The Longevity Project is an annual campaign to help educate readers about what it takes to live a long, fulfilling life in our valley. This year Kevin shares his story of hope and celebration of life with his presentation Cracked, Not Broken as we explore the critical and relevant topic of mental health.
Gregg said it took a lot of creativity and planning with the team to re-imagine the layout, and to develop a very open, useful and modern floor plan — all while working with the footprint that existed.
“We realized we had to start from scratch and take everything down to the studs,” he said. “We didn’t just want to change some finishes, but to really update the house from the inside-out, installing all new insulation, drywall, windows, heating, plumbing and all new finishes.”
The team added square footage to the entry, with a 4-foot-wide pivot steel door and an 18-foot-tall curved wooden wall, opening up to a double-sided fireplace that connects to the great room. They moved the kitchen, living room and dining room to create an open-concept living area. They raised the ceiling, took out the old fireplace that blocked the view and added floor-to-ceiling windows to frame the pond and to let the southern exposure fill the home with sunlight.
“We really wanted to take advantage of the pond, so we installed a 12-foot-wide bi-folding door that brings the outdoors inside,” Gregg said.
The renovation added square footage to the primary master, enhancing space in the bedroom, bathroom and closet and creating a calming, “spa-like” retreat.
Rustic Meets Modern
To create an organic, contemporary feel throughout the house, they used a mix of wood species, textures and style throughout, as well as antique hand-adzed timbers, naturally tanned Austrian wire brushed paneling and walnut doors, trim and flooring.
“We complemented that rustic feel with modern tile, plumbing fixtures, quartz countertops and cabinets that created a contemporary flair,” Gregg said.
Hand-patina steel is featured throughout the home in the fireplace surrounds, kitchen hood, kitchen island and floating dining room buffet. The walls are a very lightly colored integral plaster, bringing warmth and brightness to the design palette.
“The kitchen really became a showstopper with a steel-faced island, large handmade hood and book-matched Brazilian quartz backsplash,” he said. “It won the Global Kitchen Award for Wold/Sub-Zero for 2013-2014.”
To add to the Colorado rustic appeal, the team used custom barn doors to separate the dining room from the hearth room, and in the lower level, they used a large barn door to close off the bedroom but to allow natural light to come in when it’s open.

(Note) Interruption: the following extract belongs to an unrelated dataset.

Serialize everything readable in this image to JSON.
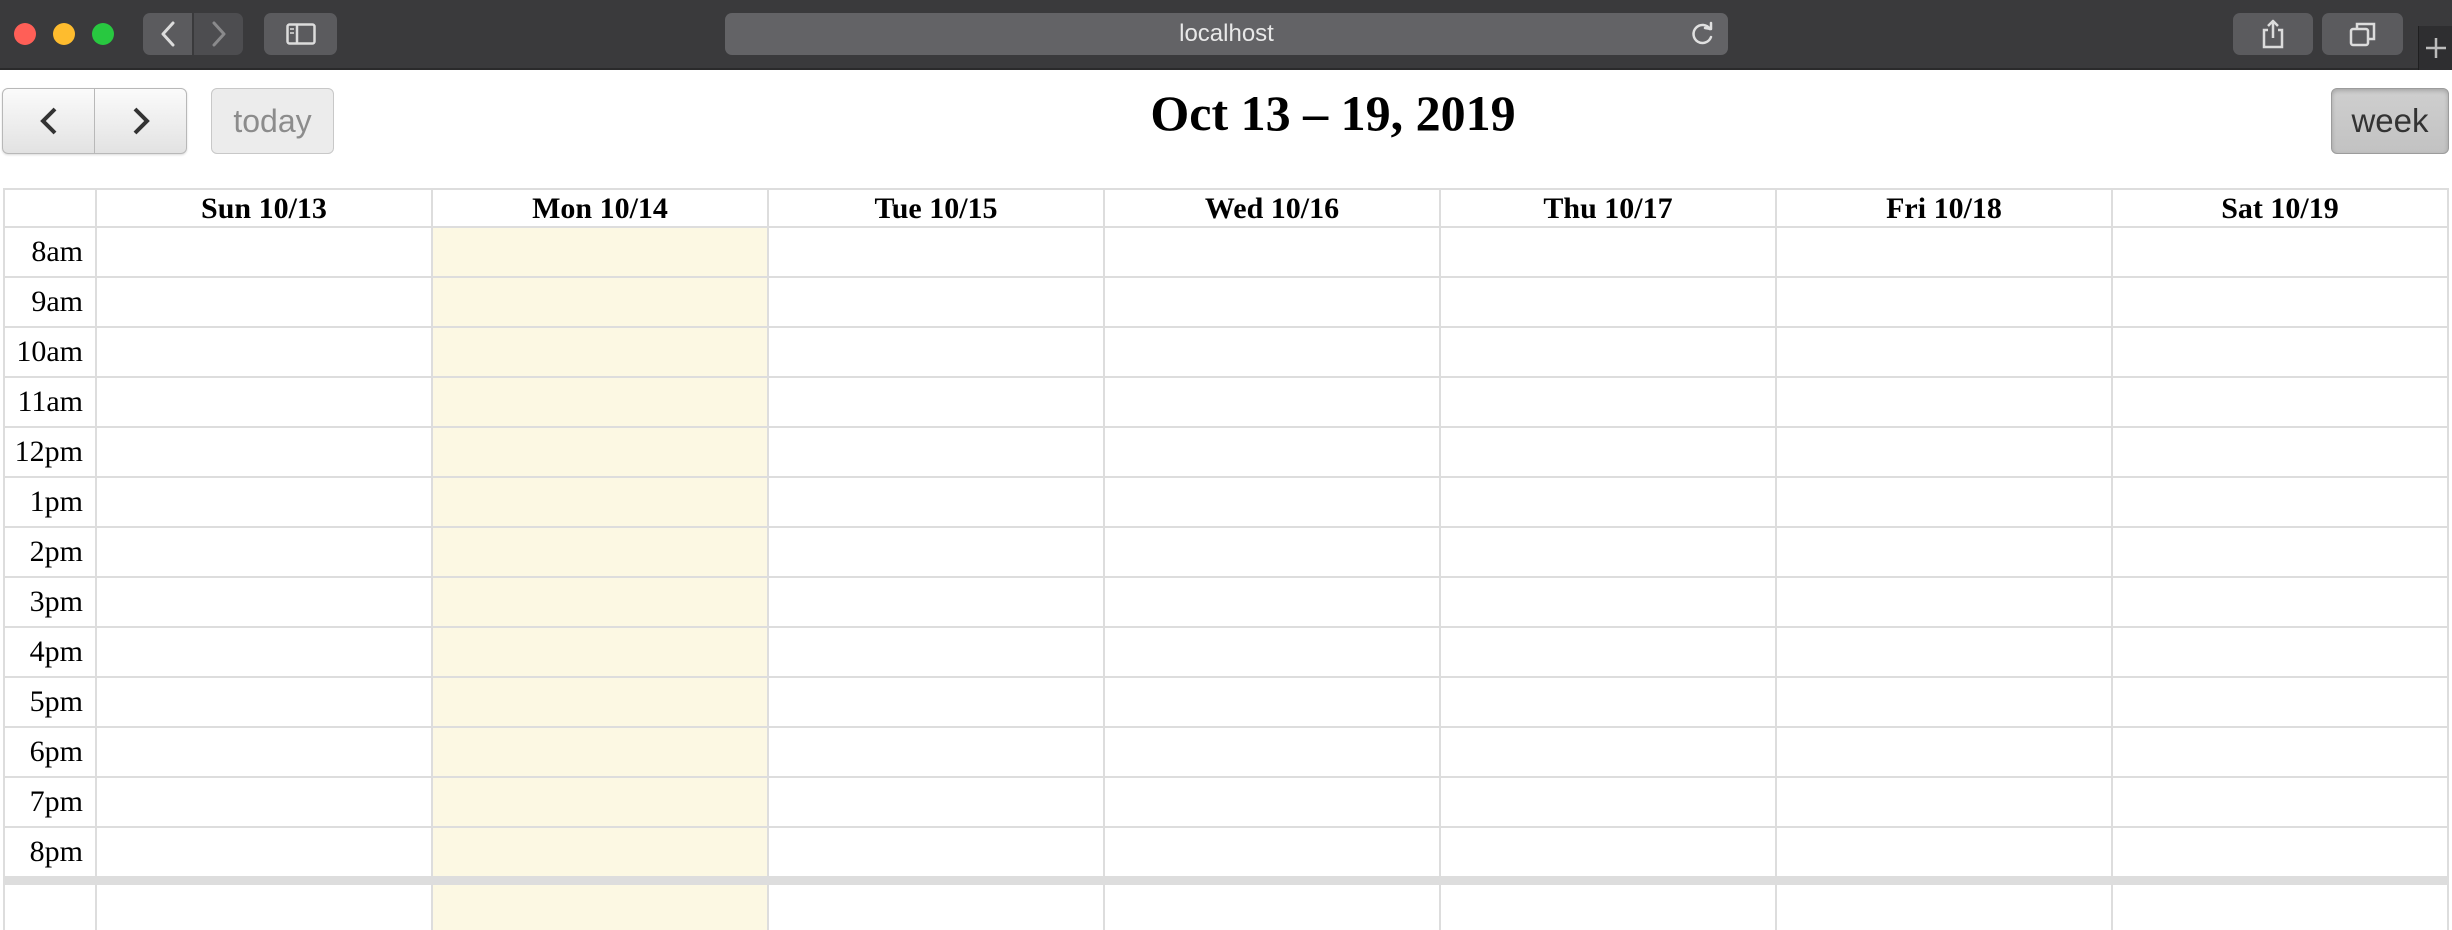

“We love working with clients in building custom homes,” Gregg said. “However, this project was a great way for us to express our creative and artistic talents as builders.”

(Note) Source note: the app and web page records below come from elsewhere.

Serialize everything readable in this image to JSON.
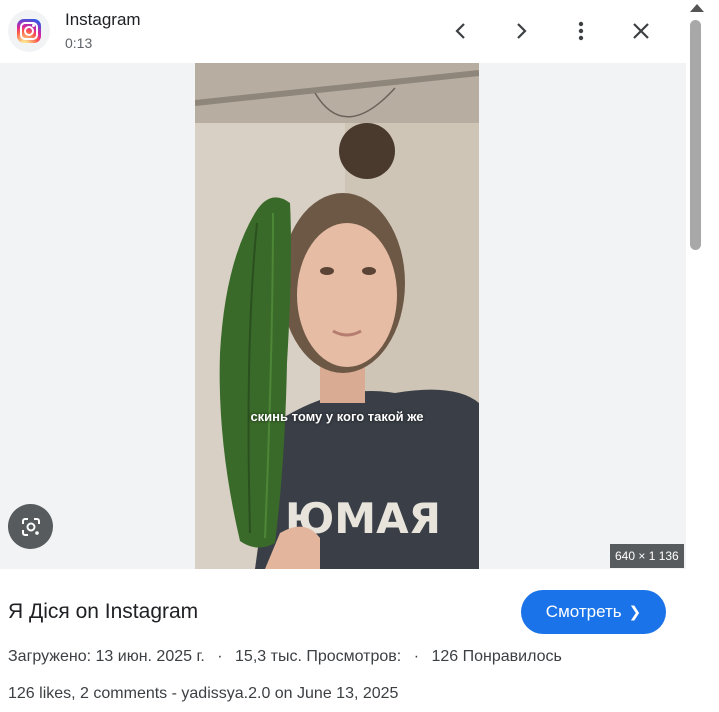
{
  "header": {
    "app_name": "Instagram",
    "duration": "0:13",
    "icons": {
      "app": "instagram-icon",
      "prev": "chevron-left-icon",
      "next": "chevron-right-icon",
      "more": "more-vert-icon",
      "close": "close-icon"
    }
  },
  "media": {
    "overlay_caption": "скинь тому у кого такой же",
    "shirt_text": "ЮМАЯ",
    "dimensions": "640 × 1 136",
    "lens_icon": "google-lens-icon"
  },
  "info": {
    "title": "Я Дiся on Instagram",
    "open_button": "Смотреть",
    "uploaded": "Загружено: 13 июн. 2025 г.",
    "views": "15,3 тыс. Просмотров:",
    "likes": "126 Понравилось",
    "separator": "·",
    "description": "126 likes, 2 comments - yadissya.2.0 on June 13, 2025"
  },
  "colors": {
    "accent": "#1a73e8",
    "panel_bg": "#f1f3f4",
    "badge_bg": "#3c4043"
  }
}
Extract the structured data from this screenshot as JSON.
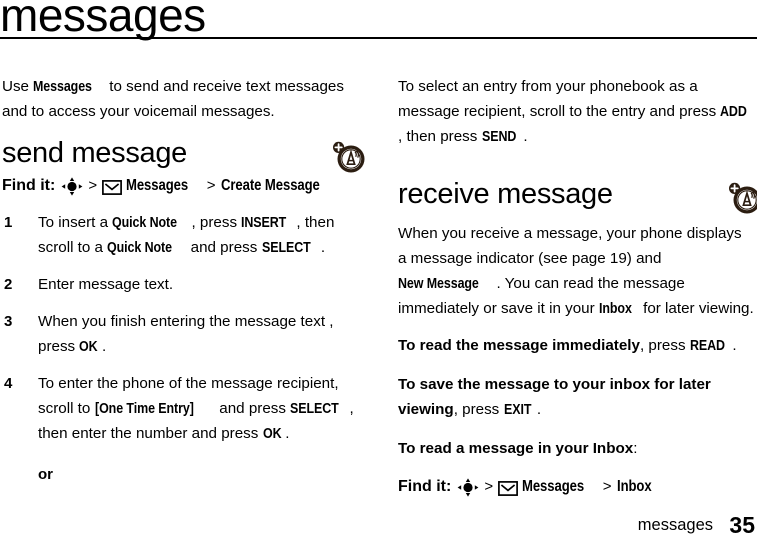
{
  "page": {
    "title": "messages",
    "footer_label": "messages",
    "footer_page": "35",
    "ink_color": "#000000",
    "icon_color": "#2b1d11"
  },
  "left_column": {
    "intro": {
      "part1": "Use ",
      "keyword": "Messages",
      "part2": " to send and receive text messages and to access your voicemail messages."
    },
    "section": {
      "heading": "send message",
      "icon": "antenna-network-icon",
      "find_it": {
        "label": "Find it:",
        "nav_icon": "nav-key-icon",
        "separator": ">",
        "envelope_icon": "envelope-icon",
        "item1": "Messages",
        "item2": "Create Message"
      },
      "steps": [
        {
          "num": "1",
          "segments": [
            {
              "text": "To insert a ",
              "style": "normal"
            },
            {
              "text": "Quick Note",
              "style": "key"
            },
            {
              "text": ", press ",
              "style": "normal"
            },
            {
              "text": "INSERT",
              "style": "key"
            },
            {
              "text": ", then scroll to a ",
              "style": "normal"
            },
            {
              "text": "Quick Note",
              "style": "key"
            },
            {
              "text": " and press ",
              "style": "normal"
            },
            {
              "text": "SELECT",
              "style": "key"
            },
            {
              "text": ".",
              "style": "normal"
            }
          ]
        },
        {
          "num": "2",
          "segments": [
            {
              "text": "Enter message text.",
              "style": "normal"
            }
          ]
        },
        {
          "num": "3",
          "segments": [
            {
              "text": "When you finish entering the message text , press ",
              "style": "normal"
            },
            {
              "text": "OK",
              "style": "key"
            },
            {
              "text": ".",
              "style": "normal"
            }
          ]
        },
        {
          "num": "4",
          "segments": [
            {
              "text": "To enter the phone of the message recipient, scroll to ",
              "style": "normal"
            },
            {
              "text": "[One Time Entry]",
              "style": "key"
            },
            {
              "text": " and press ",
              "style": "normal"
            },
            {
              "text": "SELECT",
              "style": "key"
            },
            {
              "text": ", then enter the number and press ",
              "style": "normal"
            },
            {
              "text": "OK",
              "style": "key"
            },
            {
              "text": ".",
              "style": "normal"
            }
          ],
          "or_label": "or"
        }
      ]
    }
  },
  "right_column": {
    "continuation": {
      "segments": [
        {
          "text": "To select an entry from your phonebook as a message recipient, scroll to the entry and press ",
          "style": "normal"
        },
        {
          "text": "ADD",
          "style": "key"
        },
        {
          "text": ", then press ",
          "style": "normal"
        },
        {
          "text": "SEND",
          "style": "key"
        },
        {
          "text": ".",
          "style": "normal"
        }
      ]
    },
    "section": {
      "heading": "receive message",
      "icon": "antenna-network-icon",
      "intro": {
        "segments": [
          {
            "text": "When you receive a message, your phone displays a message indicator (see page 19) and ",
            "style": "normal"
          },
          {
            "text": "New Message",
            "style": "key"
          },
          {
            "text": ". You can read the message immediately or save it in your ",
            "style": "normal"
          },
          {
            "text": "Inbox",
            "style": "key"
          },
          {
            "text": " for later viewing.",
            "style": "normal"
          }
        ]
      },
      "paragraphs": [
        {
          "segments": [
            {
              "text": "To read the message immediately",
              "style": "lead"
            },
            {
              "text": ", press ",
              "style": "normal"
            },
            {
              "text": "READ",
              "style": "key"
            },
            {
              "text": ".",
              "style": "normal"
            }
          ]
        },
        {
          "segments": [
            {
              "text": "To save the message to your inbox for later viewing",
              "style": "lead"
            },
            {
              "text": ", press ",
              "style": "normal"
            },
            {
              "text": "EXIT",
              "style": "key"
            },
            {
              "text": ".",
              "style": "normal"
            }
          ]
        },
        {
          "segments": [
            {
              "text": "To read a message in your Inbox",
              "style": "lead"
            },
            {
              "text": ":",
              "style": "normal"
            }
          ]
        }
      ],
      "find_it": {
        "label": "Find it:",
        "nav_icon": "nav-key-icon",
        "separator": ">",
        "envelope_icon": "envelope-icon",
        "item1": "Messages",
        "item2": "Inbox"
      }
    }
  }
}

He adds how collaboration with “talented people and companies” on the project made it possible to “create something special.”

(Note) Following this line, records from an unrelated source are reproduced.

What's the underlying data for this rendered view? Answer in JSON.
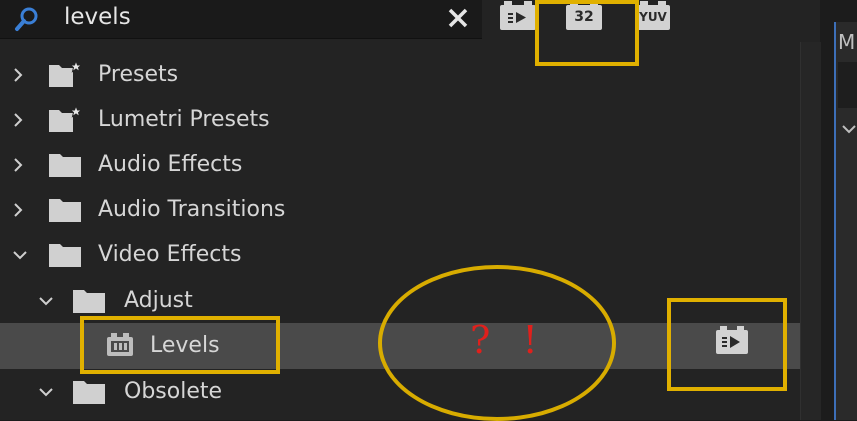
{
  "search": {
    "value": "levels"
  },
  "badges": {
    "accelerated": "",
    "bit32": "32",
    "yuv": "YUV"
  },
  "tree": [
    {
      "label": "Presets",
      "expanded": false,
      "icon": "preset-folder-icon",
      "level": 0
    },
    {
      "label": "Lumetri Presets",
      "expanded": false,
      "icon": "preset-folder-icon",
      "level": 0
    },
    {
      "label": "Audio Effects",
      "expanded": false,
      "icon": "folder-icon",
      "level": 0
    },
    {
      "label": "Audio Transitions",
      "expanded": false,
      "icon": "folder-icon",
      "level": 0
    },
    {
      "label": "Video Effects",
      "expanded": true,
      "icon": "folder-icon",
      "level": 0
    },
    {
      "label": "Adjust",
      "expanded": true,
      "icon": "folder-icon",
      "level": 1
    },
    {
      "label": "Levels",
      "selected": true,
      "icon": "effect-icon",
      "level": 2
    },
    {
      "label": "Obsolete",
      "expanded": true,
      "icon": "folder-icon",
      "level": 1
    }
  ],
  "right_panel": {
    "tab_label": "M"
  },
  "annotation": {
    "text": "? !"
  },
  "colors": {
    "annotation": "#e0b000",
    "alert_text": "#e0201c",
    "accent": "#3d6fb8"
  }
}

“The way it turned out blew us away,” Gregg said. “We couldn’t be more proud of the end result.”